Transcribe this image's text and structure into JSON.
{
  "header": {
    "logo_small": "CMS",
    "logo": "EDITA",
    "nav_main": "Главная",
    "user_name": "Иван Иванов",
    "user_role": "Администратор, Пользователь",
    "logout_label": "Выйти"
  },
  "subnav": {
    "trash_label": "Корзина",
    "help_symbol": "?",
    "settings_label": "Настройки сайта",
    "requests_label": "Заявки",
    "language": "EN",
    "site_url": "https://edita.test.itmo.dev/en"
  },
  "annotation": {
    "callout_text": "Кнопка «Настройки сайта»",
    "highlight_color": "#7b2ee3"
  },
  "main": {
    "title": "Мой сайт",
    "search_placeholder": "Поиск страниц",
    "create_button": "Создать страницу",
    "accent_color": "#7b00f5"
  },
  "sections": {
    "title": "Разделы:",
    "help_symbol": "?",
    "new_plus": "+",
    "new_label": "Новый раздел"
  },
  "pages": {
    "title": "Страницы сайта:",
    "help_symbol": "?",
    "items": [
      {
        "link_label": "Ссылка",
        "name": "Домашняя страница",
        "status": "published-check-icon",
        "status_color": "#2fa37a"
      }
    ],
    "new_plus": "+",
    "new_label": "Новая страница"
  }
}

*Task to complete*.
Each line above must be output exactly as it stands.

*Answer below*.
Transcribe this image's text and structure into JSON.
{
  "header": {
    "logo_small": "CMS",
    "logo": "EDITA",
    "nav_main": "Главная",
    "user_name": "Иван Иванов",
    "user_role": "Администратор, Пользователь",
    "logout_label": "Выйти"
  },
  "subnav": {
    "trash_label": "Корзина",
    "help_symbol": "?",
    "settings_label": "Настройки сайта",
    "requests_label": "Заявки",
    "language": "EN",
    "site_url": "https://edita.test.itmo.dev/en"
  },
  "annotation": {
    "callout_text": "Кнопка «Настройки сайта»",
    "highlight_color": "#7b2ee3"
  },
  "main": {
    "title": "Мой сайт",
    "search_placeholder": "Поиск страниц",
    "create_button": "Создать страницу",
    "accent_color": "#7b00f5"
  },
  "sections": {
    "title": "Разделы:",
    "help_symbol": "?",
    "new_plus": "+",
    "new_label": "Новый раздел"
  },
  "pages": {
    "title": "Страницы сайта:",
    "help_symbol": "?",
    "items": [
      {
        "link_label": "Ссылка",
        "name": "Домашняя страница",
        "status": "published-check-icon",
        "status_color": "#2fa37a"
      }
    ],
    "new_plus": "+",
    "new_label": "Новая страница"
  }
}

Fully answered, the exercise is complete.